Dan Glazebrook has undertaken this first class interview with Eric Hobsbawn (see left). At the age of 92, Eric provides socialists with as much to think about as ever. Below is the final question and answer. The interview is not to be missed. It appears in today's "Morning Star" on the Arts page!
Dan: How do you view the prospects for the revival of socialist movements in the 21st century and what do you see as the conditions for such a revival, both in the West and in the Third World?
"Eric: I don't see much prospect of a revival of the classical socialist and communist movements of the 20th century.
In the West, their basic constituency, the industrial working class, which they saw as the main agent of social change, could no longer play this role even if labour movements wanted to.
"Their basic form of political action and mobilisation, the mass-membership party of the social-democratic type and the vanguard party of the Leninist type, have not survived the old century.
"What survives of such movements in the West must work as part of new, wider political and social movements and find new forms of action, notably transnational ones.
"Some such movements are coming into being, generally as a succession of ad hoc campaigns, but, as yet, they show no signs of being capable of changing society.
"At the same time, the idea of socialism as a 100 per cent publicly planned collective economy has not survived the end of 'really existing socialism' and will not return.

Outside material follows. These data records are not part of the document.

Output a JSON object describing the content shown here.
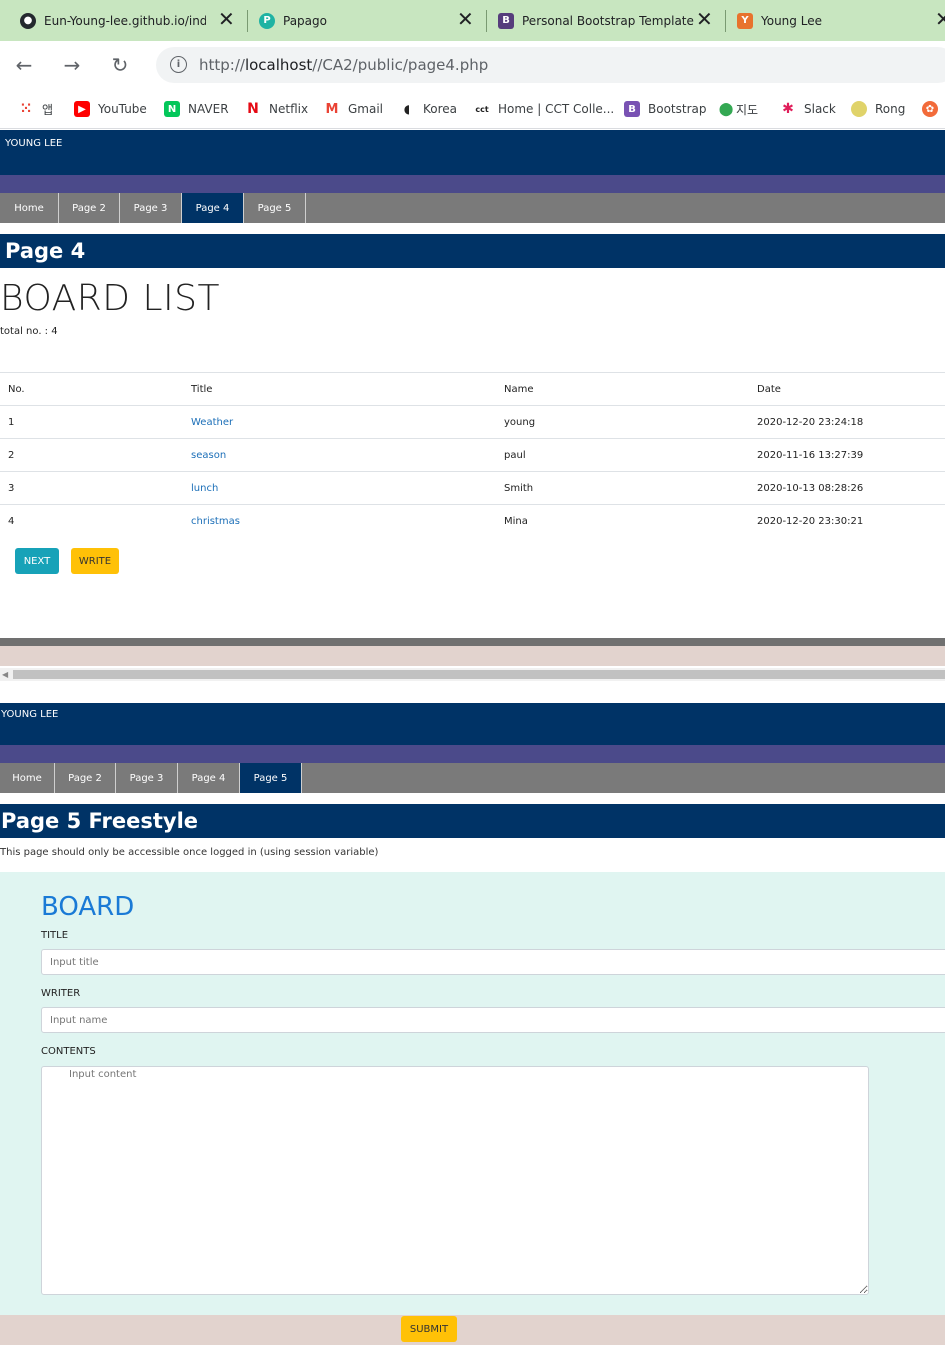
{
  "browser": {
    "tabs": [
      {
        "title": "Eun-Young-lee.github.io/index",
        "icon": "github-icon"
      },
      {
        "title": "Papago",
        "icon": "papago-icon"
      },
      {
        "title": "Personal Bootstrap Template",
        "icon": "bootstrap-icon"
      },
      {
        "title": "Young Lee",
        "icon": "site-icon"
      }
    ],
    "url_prefix": "http://",
    "url_host": "localhost",
    "url_path": "//CA2/public/page4.php",
    "bookmarks": [
      {
        "label": "앱",
        "icon": "apps-grid-icon"
      },
      {
        "label": "YouTube",
        "icon": "youtube-icon"
      },
      {
        "label": "NAVER",
        "icon": "naver-icon"
      },
      {
        "label": "Netflix",
        "icon": "netflix-icon"
      },
      {
        "label": "Gmail",
        "icon": "gmail-icon"
      },
      {
        "label": "Korea",
        "icon": "korea-icon"
      },
      {
        "label": "Home | CCT Colle...",
        "icon": "cct-icon"
      },
      {
        "label": "Bootstrap",
        "icon": "bootstrap-icon"
      },
      {
        "label": "지도",
        "icon": "map-pin-icon"
      },
      {
        "label": "Slack",
        "icon": "slack-icon"
      },
      {
        "label": "Rong",
        "icon": "rong-icon"
      }
    ]
  },
  "page4": {
    "site_name": "YOUNG LEE",
    "nav": [
      "Home",
      "Page 2",
      "Page 3",
      "Page 4",
      "Page 5"
    ],
    "active_nav": "Page 4",
    "page_title": "Page 4",
    "heading": "BOARD LIST",
    "total_text": "total no. : 4",
    "table": {
      "headers": [
        "No.",
        "Title",
        "Name",
        "Date"
      ],
      "rows": [
        [
          "1",
          "Weather",
          "young",
          "2020-12-20 23:24:18"
        ],
        [
          "2",
          "season",
          "paul",
          "2020-11-16 13:27:39"
        ],
        [
          "3",
          "lunch",
          "Smith",
          "2020-10-13 08:28:26"
        ],
        [
          "4",
          "christmas",
          "Mina",
          "2020-12-20 23:30:21"
        ]
      ]
    },
    "next_label": "NEXT",
    "write_label": "WRITE"
  },
  "page5": {
    "site_name": "YOUNG LEE",
    "nav": [
      "Home",
      "Page 2",
      "Page 3",
      "Page 4",
      "Page 5"
    ],
    "active_nav": "Page 5",
    "page_title": "Page 5 Freestyle",
    "subtext": "This page should only be accessible once logged in (using session variable)",
    "board_title": "BOARD",
    "title_label": "TITLE",
    "title_placeholder": "Input title",
    "writer_label": "WRITER",
    "writer_placeholder": "Input name",
    "contents_label": "CONTENTS",
    "contents_placeholder": "Input content",
    "submit_label": "SUBMIT"
  },
  "colors": {
    "navy": "#003366",
    "purple_band": "#4b4a8a",
    "nav_gray": "#7a7a7a",
    "link_blue": "#1c6fb8",
    "info": "#17a2b8",
    "warning": "#ffc107",
    "board_bg": "#e0f5f1",
    "board_title": "#1a7ad6"
  }
}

"Twenty-first-century socialism will be an economy combining the public and private, non-market and market elements, but one whose object is not maximising economic growth and profit but the survival of the planet and the reconstruction of a human society battered and increasingly disintegrating under the impact of the past half-century of capitalist development. How this is to be achieved is the big question for this century's socialists."

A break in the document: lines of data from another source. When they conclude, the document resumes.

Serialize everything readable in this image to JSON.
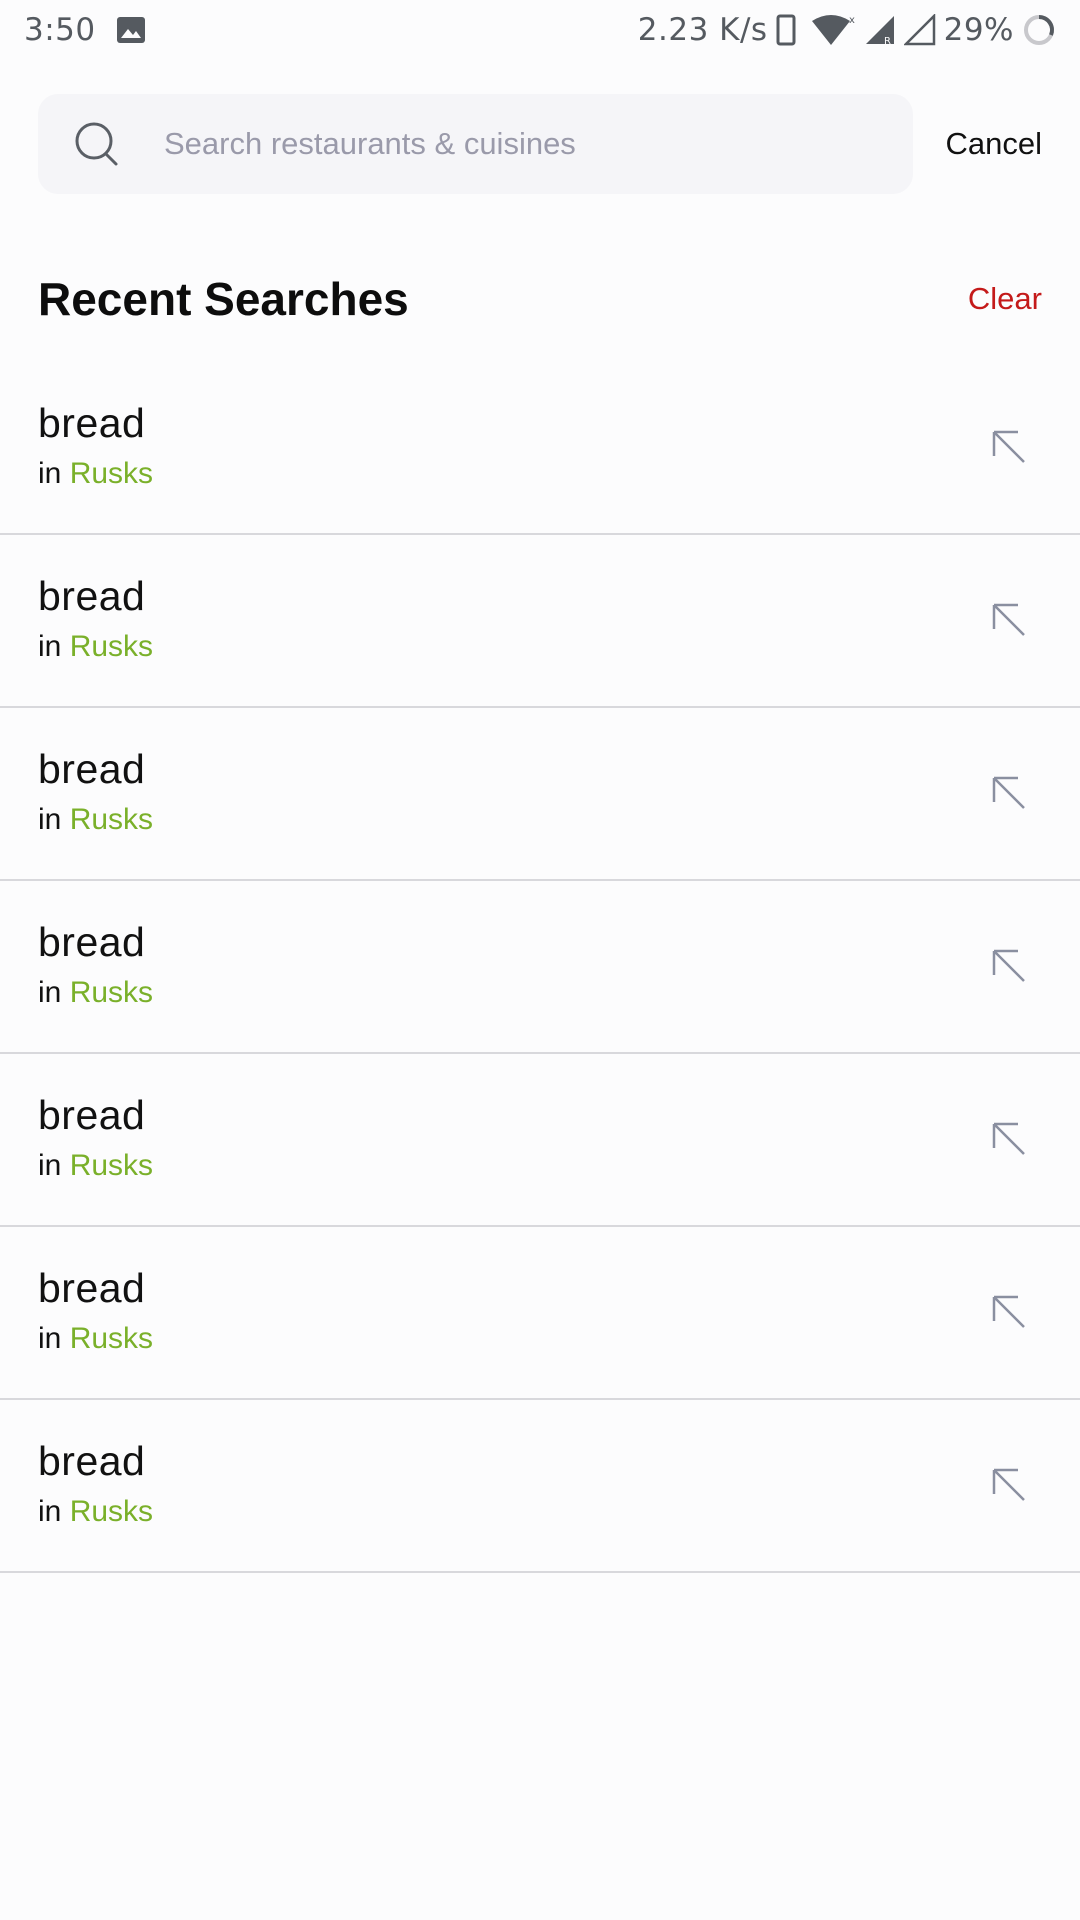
{
  "status_bar": {
    "time": "3:50",
    "network_speed": "2.23 K/s",
    "battery": "29%",
    "icons": [
      "image-icon",
      "phone-icon",
      "wifi-icon",
      "signal-icon",
      "signal-empty-icon",
      "battery-ring-icon"
    ]
  },
  "search": {
    "placeholder": "Search restaurants & cuisines",
    "value": "",
    "cancel_label": "Cancel"
  },
  "recent": {
    "title": "Recent Searches",
    "clear_label": "Clear",
    "items": [
      {
        "query": "bread",
        "prefix": "in",
        "category": "Rusks"
      },
      {
        "query": "bread",
        "prefix": "in",
        "category": "Rusks"
      },
      {
        "query": "bread",
        "prefix": "in",
        "category": "Rusks"
      },
      {
        "query": "bread",
        "prefix": "in",
        "category": "Rusks"
      },
      {
        "query": "bread",
        "prefix": "in",
        "category": "Rusks"
      },
      {
        "query": "bread",
        "prefix": "in",
        "category": "Rusks"
      },
      {
        "query": "bread",
        "prefix": "in",
        "category": "Rusks"
      }
    ]
  },
  "colors": {
    "accent_red": "#c41a1a",
    "category_green": "#7ab02a",
    "placeholder_gray": "#9a9aaa",
    "search_bg": "#f5f5f8",
    "divider": "#d8d8dc"
  }
}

Also see Eric's "Globalisation, Democracy and Terrorism" Abacus Books, paperback £8.99.